Young

I can tell you how many points LeBron scored last night
or who won the World Series,
but I can’t fix the leaking faucet in the bathroom,
won’t mow the lawn if not overgrown.

I don’t change the oil in my Ford
nor bring home a solid paycheck–
but I will live in an apartment
to avoid responsibility.

I’ll pay lots of money to tell
a landlord I can’t do it.

I’ve already lived in a car to avoid the responsibility
of telling a landlord I can’t do it.

I didn’t know how to fix it when it broke down,
and a Samaritan changed my flat tire when I burst it
when turning into a potholed Burger King lot
and I claimed I was about to fix it.

He told me not to pay more than twenty-five dollars for a used tire–
no more than twenty-five dollars, and get the rim hammered out
for free!

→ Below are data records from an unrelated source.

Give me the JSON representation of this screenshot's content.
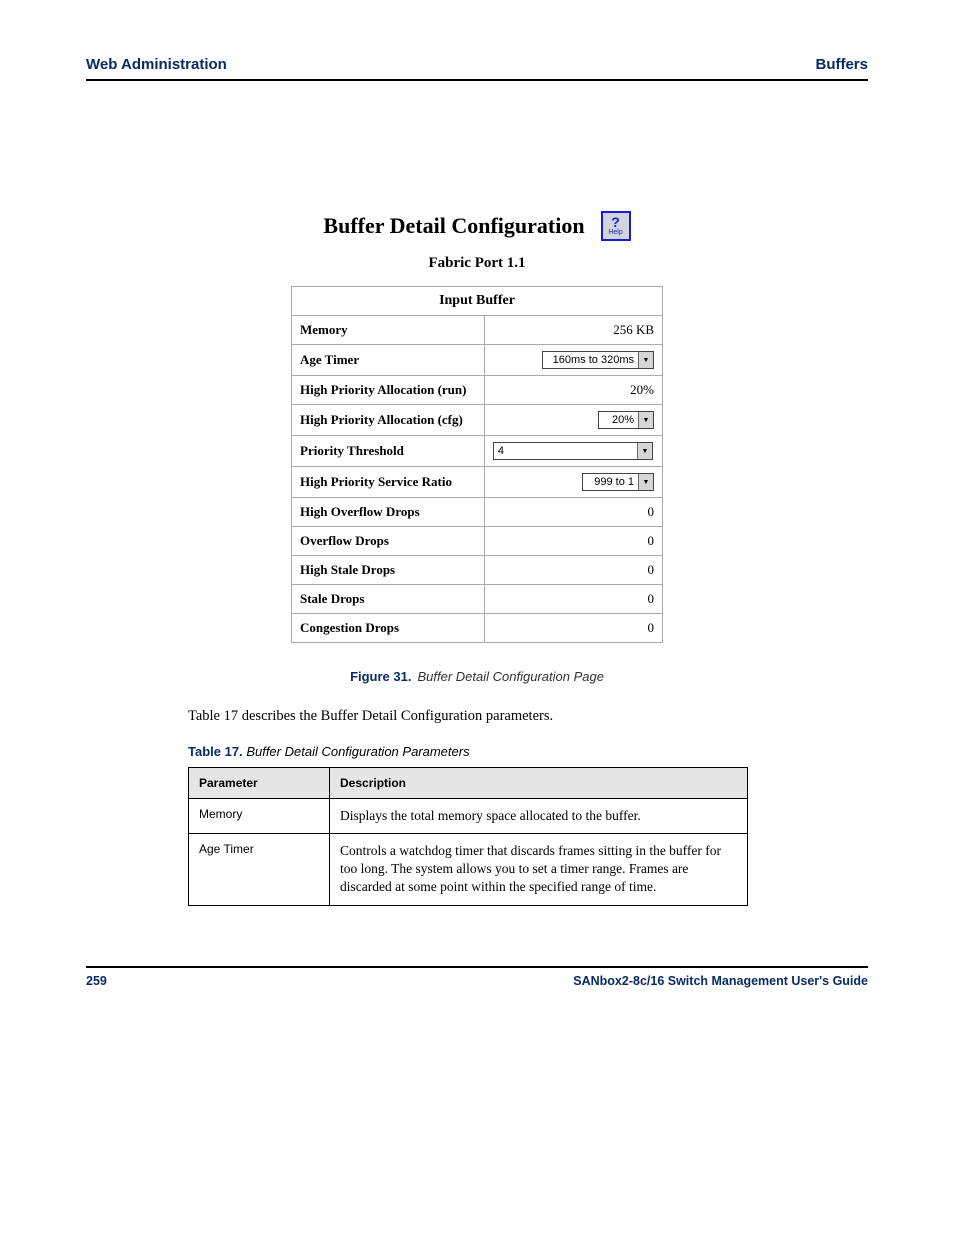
{
  "header": {
    "left": "Web Administration",
    "right": "Buffers"
  },
  "figure": {
    "title": "Buffer Detail Configuration",
    "help_label": "Help",
    "subtitle": "Fabric Port 1.1",
    "table_header": "Input Buffer",
    "rows": {
      "memory": {
        "label": "Memory",
        "value": "256 KB"
      },
      "age_timer": {
        "label": "Age Timer",
        "value": "160ms to 320ms"
      },
      "hpa_run": {
        "label": "High Priority Allocation (run)",
        "value": "20%"
      },
      "hpa_cfg": {
        "label": "High Priority Allocation (cfg)",
        "value": "20%"
      },
      "priority_threshold": {
        "label": "Priority Threshold",
        "value": "4"
      },
      "hpsr": {
        "label": "High Priority Service Ratio",
        "value": "999 to 1"
      },
      "high_overflow": {
        "label": "High Overflow Drops",
        "value": "0"
      },
      "overflow": {
        "label": "Overflow Drops",
        "value": "0"
      },
      "high_stale": {
        "label": "High Stale Drops",
        "value": "0"
      },
      "stale": {
        "label": "Stale Drops",
        "value": "0"
      },
      "congestion": {
        "label": "Congestion Drops",
        "value": "0"
      }
    },
    "caption_num": "Figure 31.",
    "caption_text": "Buffer Detail Configuration Page"
  },
  "body_text": "Table 17 describes the Buffer Detail Configuration parameters.",
  "desc": {
    "caption_num": "Table 17.",
    "caption_text": "Buffer Detail Configuration Parameters",
    "col1": "Parameter",
    "col2": "Description",
    "rows": [
      {
        "field": "Memory",
        "desc": "Displays the total memory space allocated to the buffer."
      },
      {
        "field": "Age Timer",
        "desc": "Controls a watchdog timer that discards frames sitting in the buffer for too long. The system allows you to set a timer range. Frames are discarded at some point within the specified range of time."
      }
    ]
  },
  "footer": {
    "left": "259",
    "right": "SANbox2-8c/16 Switch Management User's Guide"
  }
}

I went to the tire shop and paid their thirty-five to avoid conflict.
Wordlessly they stopped eastbound traffic on Pico
and I backed away and left.

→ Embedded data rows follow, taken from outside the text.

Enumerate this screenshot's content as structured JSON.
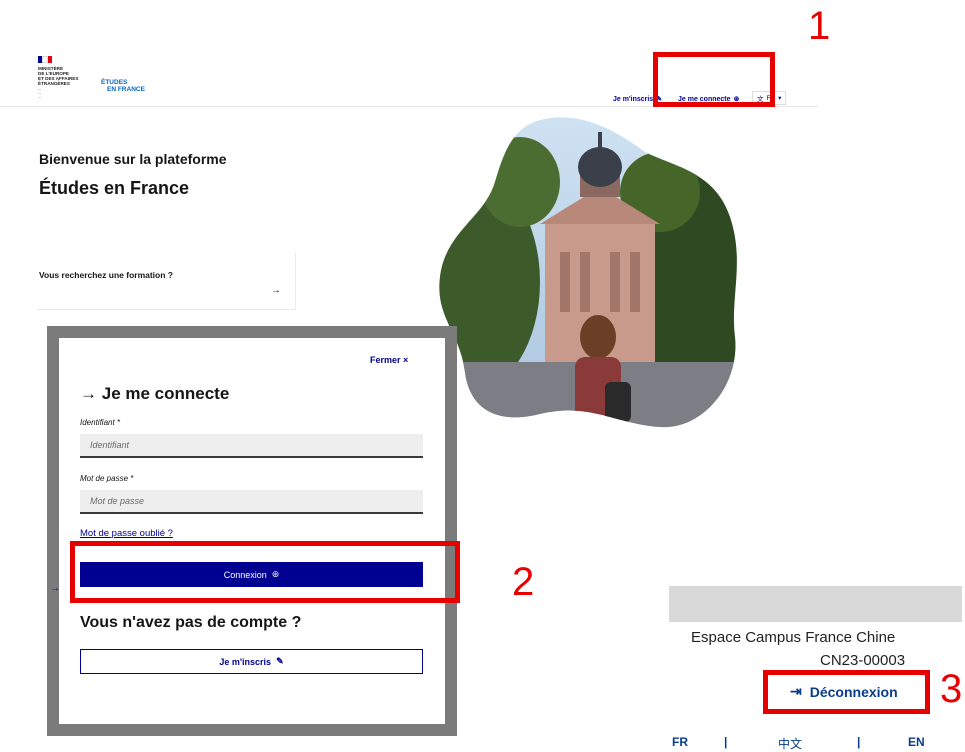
{
  "header": {
    "ministry_lines": [
      "MINISTÈRE",
      "DE L'EUROPE",
      "ET DES AFFAIRES",
      "ÉTRANGÈRES"
    ],
    "brand_line1": "ÉTUDES",
    "brand_line2": "EN FRANCE",
    "register_link": "Je m'inscris",
    "login_link": "Je me connecte",
    "lang_selector": "FR"
  },
  "hero": {
    "welcome": "Bienvenue sur la plateforme",
    "platform_name": "Études en France",
    "search_card_text": "Vous recherchez une formation ?",
    "search_card_arrow": "→"
  },
  "login_modal": {
    "close_label": "Fermer",
    "title": "Je me connecte",
    "identifier_label": "Identifiant *",
    "identifier_placeholder": "Identifiant",
    "password_label": "Mot de passe *",
    "password_placeholder": "Mot de passe",
    "forgot_password": "Mot de passe oublié ?",
    "connexion_button": "Connexion",
    "no_account_heading": "Vous n'avez pas de compte ?",
    "register_button": "Je m'inscris"
  },
  "campus_panel": {
    "name": "Espace Campus France Chine",
    "code": "CN23-00003",
    "logout": "Déconnexion",
    "languages": [
      "FR",
      "|",
      "中文",
      "|",
      "EN"
    ]
  },
  "annotations": {
    "step1": "1",
    "step2": "2",
    "step3": "3"
  },
  "colors": {
    "primary_blue": "#000091",
    "annotation_red": "#e60000",
    "link_blue": "#0a3c8c"
  }
}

One thing I can do well is parallel park,
as if reverse-navigation is worth bragging about

but I’ll take it.

No one has the courage to fit inside this small space.
No one can fit inside here but me

 

(originally published in Literary Yard, Winter 2018)

In a Mouth / In a Pool

there’s nothing but teeth
and sky and sharp wind shrieking
out until slapped / skin and sunbreak
risen water suspended after a cannonball
plunge / eyes closed we split
through chlorine like we’re chemically
bound / to renewal but how artificial
we fill ourselves with air and float / eyes
up at the clouds and a single plane
descends / toward LAX and we know
how it ends: a little shake / in the landing
and diminished speed recalling
the turbulence / that dove
from glass mansions

 

(originally published in After the Pause, Fall 2017)